The NFL has been locked in a debate with players over kneeling protests during the playing of the national anthem.
Two police officers in Buffalo, New York, were suspended without pay on Thursday and placed under investigation after a video showed them shoving a 75-year-old man to the ground.
But the decision was met with pushback from the officers’ colleagues, with all 57 members of the police tactical unit quitting in protest at their treatment.
The demonstrations have erupted as the public and businesses struggle to recover from sweeping lockdowns imposed to stop the spread of the novel coronavirus. Disease experts have said the protests could spark new outbreaks.
Washington Mayor Muriel Bowser, who has sparred with US President Donald Trump over his sometimes heavy-handed response to the rallies and marches in the nation’s capital, had the slogan “Black Lives Matter” painted in massive yellow letters on a street leading to the White House.

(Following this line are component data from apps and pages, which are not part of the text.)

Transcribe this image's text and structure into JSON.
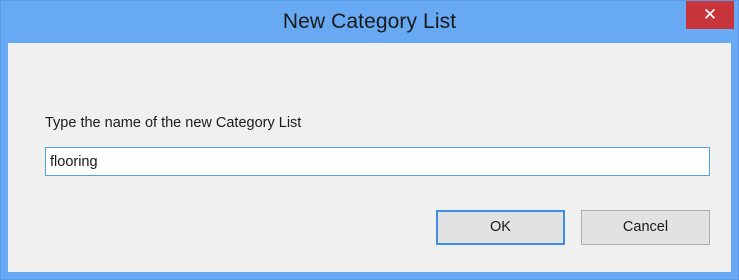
{
  "dialog": {
    "title": "New Category List",
    "close_label": "✕",
    "prompt": "Type the name of the new Category List",
    "name_value": "flooring",
    "ok_label": "OK",
    "cancel_label": "Cancel"
  },
  "colors": {
    "titlebar": "#68a9f3",
    "close_button": "#c7343a",
    "client_background": "#f0f0f0",
    "input_border": "#5aa0e0",
    "button_focus_border": "#3c8ee6"
  },
  "icons": {
    "close": "close-icon"
  }
}
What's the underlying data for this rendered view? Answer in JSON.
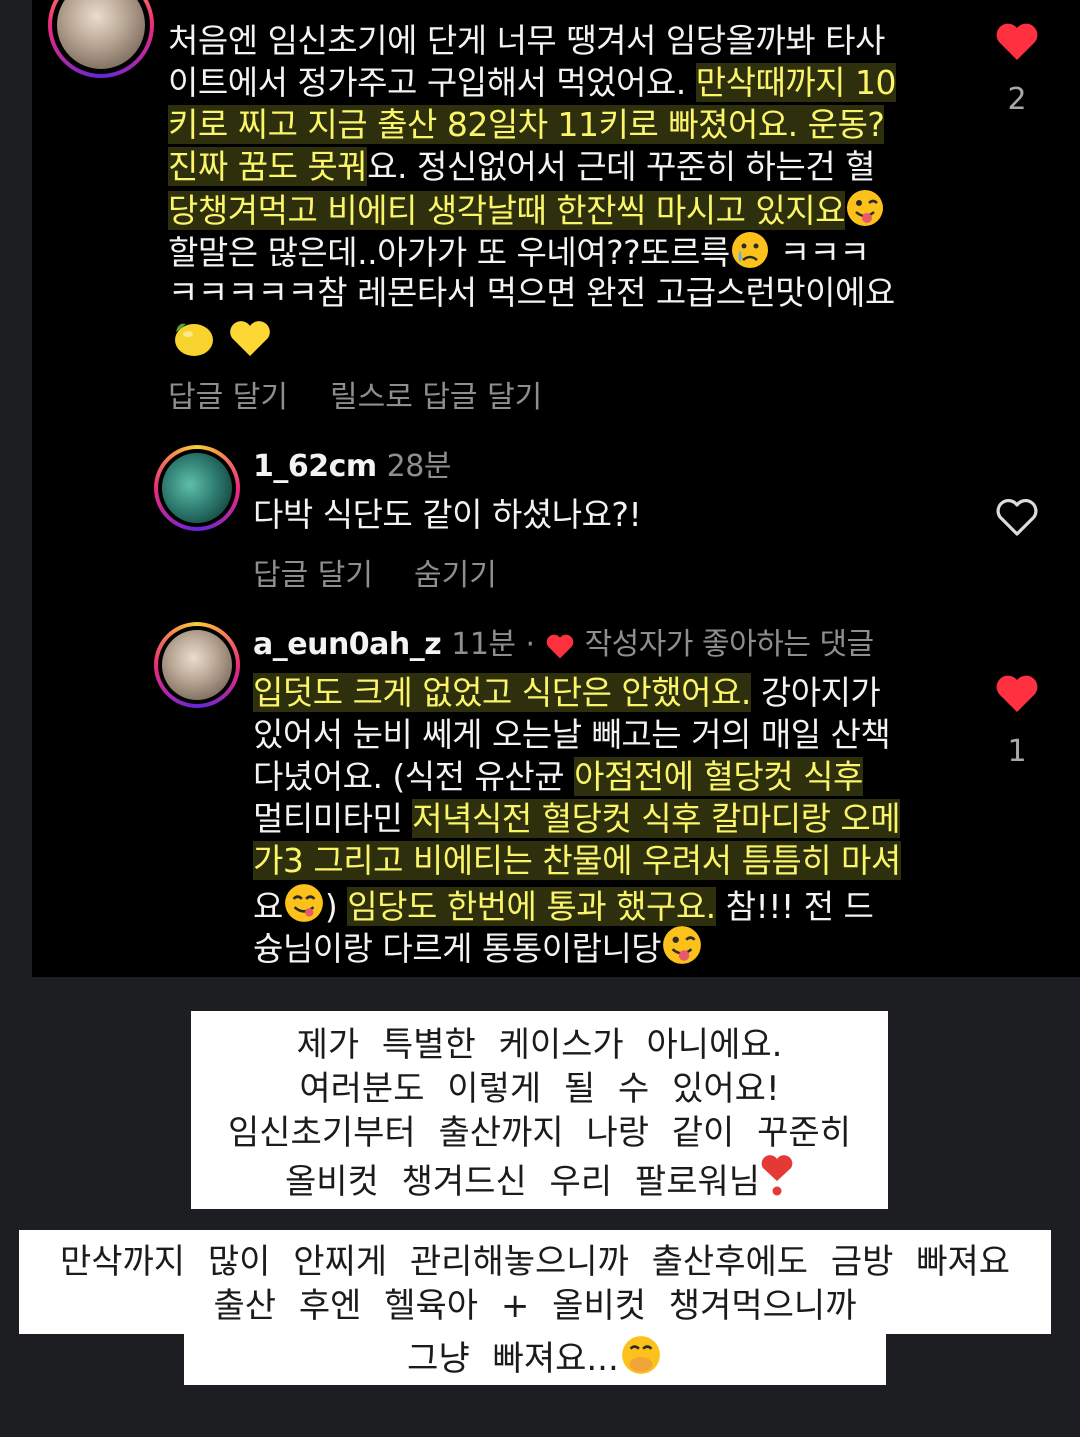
{
  "colors": {
    "background": "#1d1e21",
    "panel": "#000000",
    "highlight_text": "#fbf56a",
    "muted": "#8e8e8e",
    "like_red": "#ff3040"
  },
  "comment1": {
    "line1": "처음엔 임신초기에 단게 너무 땡겨서 임당올까봐 타사",
    "line2a": "이트에서 정가주고 구입해서 먹었어요. ",
    "line2b": "만삭때까지 10",
    "line3": "키로 찌고 지금 출산 82일차 11키로 빠졌어요. 운동?",
    "line4a": "진짜 꿈도 못꿔",
    "line4b": "요. 정신없어서 근데 꾸준히 하는건 혈",
    "line5": "당챙겨먹고 비에티 생각날때 한잔씩 마시고 있지요",
    "line6a": "할말은 많은데..아가가 또 우네여??또르륵",
    "line6b": " ㅋㅋㅋ",
    "line7": "ㅋㅋㅋㅋㅋ참 레몬타서 먹으면 완전 고급스런맛이에요",
    "like_count": "2",
    "reply_action": "답글 달기",
    "reels_reply_action": "릴스로 답글 달기"
  },
  "comment2": {
    "username": "1_62cm",
    "time": "28분",
    "text": "다박 식단도 같이 하셨나요?!",
    "reply_action": "답글 달기",
    "hide_action": "숨기기"
  },
  "comment3": {
    "username": "a_eun0ah_z",
    "time": "11분",
    "separator": "·",
    "liked_by_author": "작성자가 좋아하는 댓글",
    "line1a": "입덧도 크게 없었고 식단은 안했어요.",
    "line1b": " 강아지가",
    "line2": "있어서 눈비 쎄게 오는날 빼고는 거의 매일 산책",
    "line3a": "다녔어요. (식전 유산균 ",
    "line3b": "아점전에 혈당컷 식후",
    "line4a": "멀티미타민 ",
    "line4b": "저녁식전 혈당컷 식후 칼마디랑 오메",
    "line5": "가3 그리고 비에티는 찬물에 우려서 틈틈히 마셔",
    "line6a": "요",
    "line6b": ") ",
    "line6c": "임당도 한번에 통과 했구요.",
    "line6d": " 참!!! 전 드",
    "line7": "슝님이랑 다르게 통통이랍니당",
    "like_count": "1"
  },
  "caption1": {
    "line1": "제가 특별한 케이스가 아니에요.",
    "line2": "여러분도 이렇게 될 수 있어요!",
    "line3": "임신초기부터 출산까지 나랑 같이 꾸준히",
    "line4": "올비컷 챙겨드신 우리 팔로워님"
  },
  "caption2": {
    "line1": "만삭까지 많이 안찌게 관리해놓으니까 출산후에도 금방 빠져요",
    "line2": "출산 후엔 헬육아 + 올비컷 챙겨먹으니까",
    "line3": "그냥 빠져요..."
  },
  "icons": [
    "heart-filled-icon",
    "heart-outline-icon",
    "lemon-emoji",
    "yellow-heart-emoji",
    "wink-tongue-emoji",
    "crying-emoji",
    "yum-emoji",
    "heart-exclamation-emoji",
    "hand-over-mouth-emoji"
  ]
}
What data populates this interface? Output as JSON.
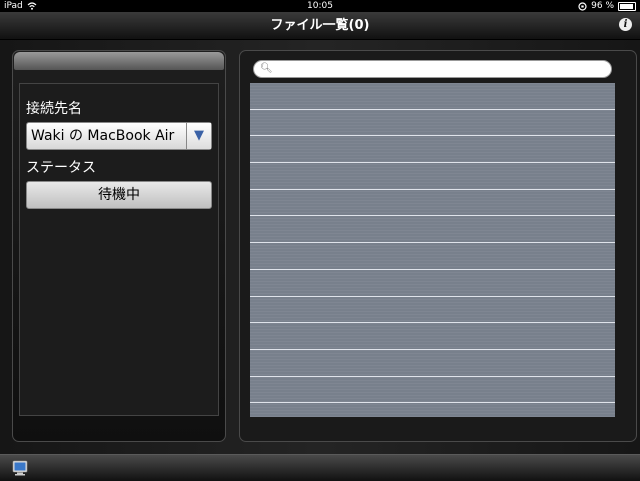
{
  "status_bar": {
    "device": "iPad",
    "time": "10:05",
    "battery": "96 %",
    "battery_level": 0.96
  },
  "nav": {
    "title": "ファイル一覧(0)",
    "info_icon": "info-icon"
  },
  "left_panel": {
    "connection_label": "接続先名",
    "connection_value": "Waki の MacBook Air",
    "status_label": "ステータス",
    "status_value": "待機中"
  },
  "search": {
    "placeholder": "",
    "icon": "search-icon"
  },
  "file_list": {
    "rows": [
      "",
      "",
      "",
      "",
      "",
      "",
      "",
      "",
      "",
      "",
      "",
      ""
    ]
  },
  "toolbar": {
    "icon": "computer-icon"
  }
}
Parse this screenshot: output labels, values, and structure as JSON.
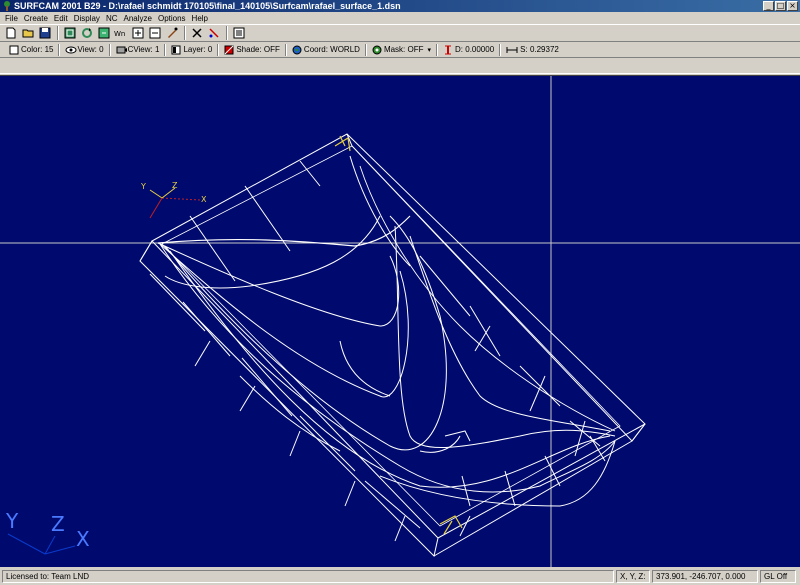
{
  "window": {
    "title": "SURFCAM 2001 B29 - D:\\rafael schmidt 170105\\final_140105\\Surfcam\\rafael_surface_1.dsn",
    "minimize": "_",
    "maximize": "□",
    "close": "×"
  },
  "menu": [
    "File",
    "Create",
    "Edit",
    "Display",
    "NC",
    "Analyze",
    "Options",
    "Help"
  ],
  "toolbar": {
    "icons": [
      "new-file-icon",
      "open-folder-icon",
      "save-icon",
      "zoom-all-icon",
      "rotate-icon",
      "refresh-icon",
      "zoom-window-icon",
      "zoom-in-icon",
      "zoom-out-icon",
      "pan-icon",
      "delete-icon",
      "trim-icon",
      "list-icon"
    ]
  },
  "status": {
    "color": "Color: 15",
    "view": "View: 0",
    "cview": "CView: 1",
    "layer": "Layer: 0",
    "shade": "Shade: OFF",
    "coord": "Coord: WORLD",
    "mask": "Mask: OFF",
    "depth": "D: 0.00000",
    "scale": "S: 0.29372"
  },
  "viewport": {
    "background": "#000a6e",
    "wire_color": "#ffffff",
    "axis_labels": {
      "x": "X",
      "y": "Y",
      "z": "Z"
    }
  },
  "bottom": {
    "license": "Licensed to: Team LND",
    "coord_label": "X, Y, Z:",
    "coord_value": "373.901, -246.707, 0.000",
    "gl": "GL Off"
  }
}
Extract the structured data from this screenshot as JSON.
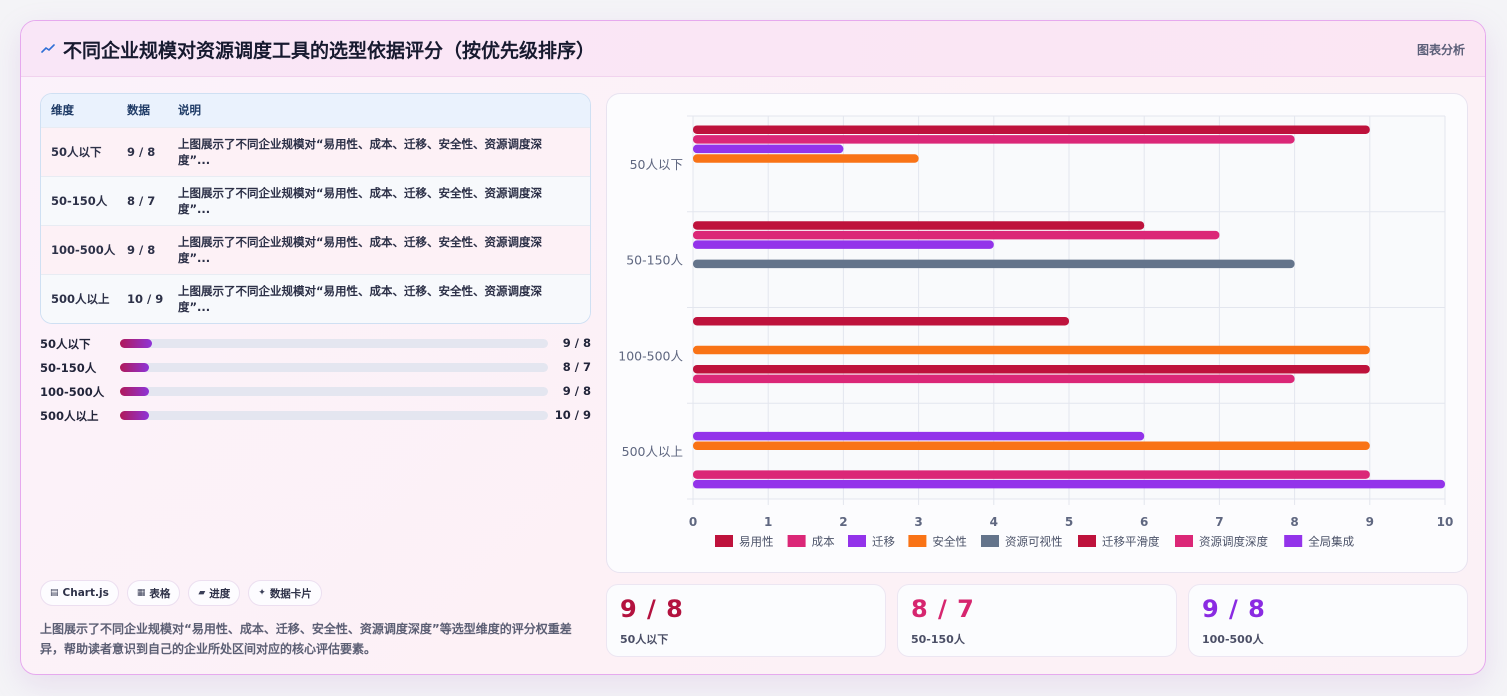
{
  "header": {
    "title": "不同企业规模对资源调度工具的选型依据评分（按优先级排序）",
    "tag": "图表分析"
  },
  "table": {
    "headers": [
      "维度",
      "数据",
      "说明"
    ],
    "rows": [
      {
        "dim": "50人以下",
        "data": "9 / 8",
        "desc": "上图展示了不同企业规模对“易用性、成本、迁移、安全性、资源调度深度”..."
      },
      {
        "dim": "50-150人",
        "data": "8 / 7",
        "desc": "上图展示了不同企业规模对“易用性、成本、迁移、安全性、资源调度深度”..."
      },
      {
        "dim": "100-500人",
        "data": "9 / 8",
        "desc": "上图展示了不同企业规模对“易用性、成本、迁移、安全性、资源调度深度”..."
      },
      {
        "dim": "500人以上",
        "data": "10 / 9",
        "desc": "上图展示了不同企业规模对“易用性、成本、迁移、安全性、资源调度深度”..."
      }
    ]
  },
  "progress": [
    {
      "label": "50人以下",
      "value": "9 / 8",
      "fill": 0.075
    },
    {
      "label": "50-150人",
      "value": "8 / 7",
      "fill": 0.068
    },
    {
      "label": "100-500人",
      "value": "9 / 8",
      "fill": 0.068
    },
    {
      "label": "500人以上",
      "value": "10 / 9",
      "fill": 0.068
    }
  ],
  "chips": [
    {
      "icon": "▤",
      "label": "Chart.js"
    },
    {
      "icon": "▦",
      "label": "表格"
    },
    {
      "icon": "▰",
      "label": "进度"
    },
    {
      "icon": "✦",
      "label": "数据卡片"
    }
  ],
  "summary": "上图展示了不同企业规模对“易用性、成本、迁移、安全性、资源调度深度”等选型维度的评分权重差异，帮助读者意识到自己的企业所处区间对应的核心评估要素。",
  "kpis": [
    {
      "value": "9 / 8",
      "label": "50人以下",
      "color": "#b3123f"
    },
    {
      "value": "8 / 7",
      "label": "50-150人",
      "color": "#d6266f"
    },
    {
      "value": "9 / 8",
      "label": "100-500人",
      "color": "#8a2be2"
    }
  ],
  "chart_data": {
    "type": "bar",
    "orientation": "horizontal",
    "categories": [
      "50人以下",
      "50-150人",
      "100-500人",
      "500人以上"
    ],
    "xlim": [
      0,
      10
    ],
    "xticks": [
      0,
      1,
      2,
      3,
      4,
      5,
      6,
      7,
      8,
      9,
      10
    ],
    "grid": true,
    "legend_position": "bottom",
    "series": [
      {
        "name": "易用性",
        "color": "#be123c",
        "values": [
          9,
          6,
          5,
          null
        ]
      },
      {
        "name": "成本",
        "color": "#db2777",
        "values": [
          8,
          7,
          null,
          null
        ]
      },
      {
        "name": "迁移",
        "color": "#9333ea",
        "values": [
          2,
          4,
          null,
          6
        ]
      },
      {
        "name": "安全性",
        "color": "#f97316",
        "values": [
          3,
          null,
          9,
          9
        ]
      },
      {
        "name": "资源可视性",
        "color": "#64748b",
        "values": [
          null,
          8,
          null,
          null
        ]
      },
      {
        "name": "迁移平滑度",
        "color": "#be123c",
        "values": [
          null,
          null,
          9,
          null
        ]
      },
      {
        "name": "资源调度深度",
        "color": "#db2777",
        "values": [
          null,
          null,
          8,
          9
        ]
      },
      {
        "name": "全局集成",
        "color": "#9333ea",
        "values": [
          null,
          null,
          null,
          10
        ]
      }
    ]
  }
}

After nightfall, Bowser had light projections spelling out the words beamed onto nearby buildings, which she said on Twitter was a “night light” aimed at Trump.